→ Assignment: Exactly as they appear, output all of the entries.

Material for this task: Begin

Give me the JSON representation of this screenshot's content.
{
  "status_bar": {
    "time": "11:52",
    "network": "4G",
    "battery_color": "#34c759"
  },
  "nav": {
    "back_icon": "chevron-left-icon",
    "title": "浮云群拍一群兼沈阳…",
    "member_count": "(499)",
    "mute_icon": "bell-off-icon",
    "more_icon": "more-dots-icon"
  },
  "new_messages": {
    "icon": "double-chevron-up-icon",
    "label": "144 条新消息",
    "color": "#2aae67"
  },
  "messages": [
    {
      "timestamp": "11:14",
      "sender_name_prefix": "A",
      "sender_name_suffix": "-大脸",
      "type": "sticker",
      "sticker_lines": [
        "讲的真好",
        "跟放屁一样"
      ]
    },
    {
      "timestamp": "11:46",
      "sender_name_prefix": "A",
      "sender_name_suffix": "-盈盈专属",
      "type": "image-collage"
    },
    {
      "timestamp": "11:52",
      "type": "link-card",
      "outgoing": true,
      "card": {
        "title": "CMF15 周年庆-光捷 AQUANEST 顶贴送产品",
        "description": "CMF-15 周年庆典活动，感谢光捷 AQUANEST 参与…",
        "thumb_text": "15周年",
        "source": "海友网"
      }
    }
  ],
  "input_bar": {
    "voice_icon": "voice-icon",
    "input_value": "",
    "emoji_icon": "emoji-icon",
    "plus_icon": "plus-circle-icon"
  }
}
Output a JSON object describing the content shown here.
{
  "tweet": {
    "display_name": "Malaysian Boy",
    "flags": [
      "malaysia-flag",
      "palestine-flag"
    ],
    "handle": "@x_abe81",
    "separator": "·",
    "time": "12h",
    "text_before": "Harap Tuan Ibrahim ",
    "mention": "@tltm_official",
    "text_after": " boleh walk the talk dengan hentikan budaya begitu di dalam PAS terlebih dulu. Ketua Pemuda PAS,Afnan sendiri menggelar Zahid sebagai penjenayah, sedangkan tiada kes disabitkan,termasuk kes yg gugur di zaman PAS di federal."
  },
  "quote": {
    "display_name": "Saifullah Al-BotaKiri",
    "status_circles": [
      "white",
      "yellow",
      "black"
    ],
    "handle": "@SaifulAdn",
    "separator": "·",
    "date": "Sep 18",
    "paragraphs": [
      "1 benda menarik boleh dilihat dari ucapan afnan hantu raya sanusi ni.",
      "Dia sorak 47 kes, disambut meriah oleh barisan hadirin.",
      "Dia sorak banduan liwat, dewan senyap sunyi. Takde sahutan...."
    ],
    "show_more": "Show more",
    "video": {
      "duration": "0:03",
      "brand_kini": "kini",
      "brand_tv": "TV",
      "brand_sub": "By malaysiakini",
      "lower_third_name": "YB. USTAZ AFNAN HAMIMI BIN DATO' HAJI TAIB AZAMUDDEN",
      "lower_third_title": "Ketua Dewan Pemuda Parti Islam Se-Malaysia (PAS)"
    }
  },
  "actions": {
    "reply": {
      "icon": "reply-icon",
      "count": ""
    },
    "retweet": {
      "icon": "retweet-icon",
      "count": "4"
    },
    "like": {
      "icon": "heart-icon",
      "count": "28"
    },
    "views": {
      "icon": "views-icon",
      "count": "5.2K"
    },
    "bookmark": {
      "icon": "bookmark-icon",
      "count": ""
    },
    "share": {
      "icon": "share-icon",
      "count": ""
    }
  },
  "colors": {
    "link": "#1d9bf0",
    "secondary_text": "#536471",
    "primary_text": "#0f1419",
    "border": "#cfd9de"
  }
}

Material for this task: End

→ Solution to this exercise:
Give me the JSON representation of this screenshot's content.
{
  "status_bar": {
    "time": "11:52",
    "network": "4G",
    "battery_color": "#34c759"
  },
  "nav": {
    "back_icon": "chevron-left-icon",
    "title": "浮云群拍一群兼沈阳…",
    "member_count": "(499)",
    "mute_icon": "bell-off-icon",
    "more_icon": "more-dots-icon"
  },
  "new_messages": {
    "icon": "double-chevron-up-icon",
    "label": "144 条新消息",
    "color": "#2aae67"
  },
  "messages": [
    {
      "timestamp": "11:14",
      "sender_name_prefix": "A",
      "sender_name_suffix": "-大脸",
      "type": "sticker",
      "sticker_lines": [
        "讲的真好",
        "跟放屁一样"
      ]
    },
    {
      "timestamp": "11:46",
      "sender_name_prefix": "A",
      "sender_name_suffix": "-盈盈专属",
      "type": "image-collage"
    },
    {
      "timestamp": "11:52",
      "type": "link-card",
      "outgoing": true,
      "card": {
        "title": "CMF15 周年庆-光捷 AQUANEST 顶贴送产品",
        "description": "CMF-15 周年庆典活动，感谢光捷 AQUANEST 参与…",
        "thumb_text": "15周年",
        "source": "海友网"
      }
    }
  ],
  "input_bar": {
    "voice_icon": "voice-icon",
    "input_value": "",
    "emoji_icon": "emoji-icon",
    "plus_icon": "plus-circle-icon"
  }
}
Output a JSON object describing the content shown here.
{
  "tweet": {
    "display_name": "Malaysian Boy",
    "flags": [
      "malaysia-flag",
      "palestine-flag"
    ],
    "handle": "@x_abe81",
    "separator": "·",
    "time": "12h",
    "text_before": "Harap Tuan Ibrahim ",
    "mention": "@tltm_official",
    "text_after": " boleh walk the talk dengan hentikan budaya begitu di dalam PAS terlebih dulu. Ketua Pemuda PAS,Afnan sendiri menggelar Zahid sebagai penjenayah, sedangkan tiada kes disabitkan,termasuk kes yg gugur di zaman PAS di federal."
  },
  "quote": {
    "display_name": "Saifullah Al-BotaKiri",
    "status_circles": [
      "white",
      "yellow",
      "black"
    ],
    "handle": "@SaifulAdn",
    "separator": "·",
    "date": "Sep 18",
    "paragraphs": [
      "1 benda menarik boleh dilihat dari ucapan afnan hantu raya sanusi ni.",
      "Dia sorak 47 kes, disambut meriah oleh barisan hadirin.",
      "Dia sorak banduan liwat, dewan senyap sunyi. Takde sahutan...."
    ],
    "show_more": "Show more",
    "video": {
      "duration": "0:03",
      "brand_kini": "kini",
      "brand_tv": "TV",
      "brand_sub": "By malaysiakini",
      "lower_third_name": "YB. USTAZ AFNAN HAMIMI BIN DATO' HAJI TAIB AZAMUDDEN",
      "lower_third_title": "Ketua Dewan Pemuda Parti Islam Se-Malaysia (PAS)"
    }
  },
  "actions": {
    "reply": {
      "icon": "reply-icon",
      "count": ""
    },
    "retweet": {
      "icon": "retweet-icon",
      "count": "4"
    },
    "like": {
      "icon": "heart-icon",
      "count": "28"
    },
    "views": {
      "icon": "views-icon",
      "count": "5.2K"
    },
    "bookmark": {
      "icon": "bookmark-icon",
      "count": ""
    },
    "share": {
      "icon": "share-icon",
      "count": ""
    }
  },
  "colors": {
    "link": "#1d9bf0",
    "secondary_text": "#536471",
    "primary_text": "#0f1419",
    "border": "#cfd9de"
  }
}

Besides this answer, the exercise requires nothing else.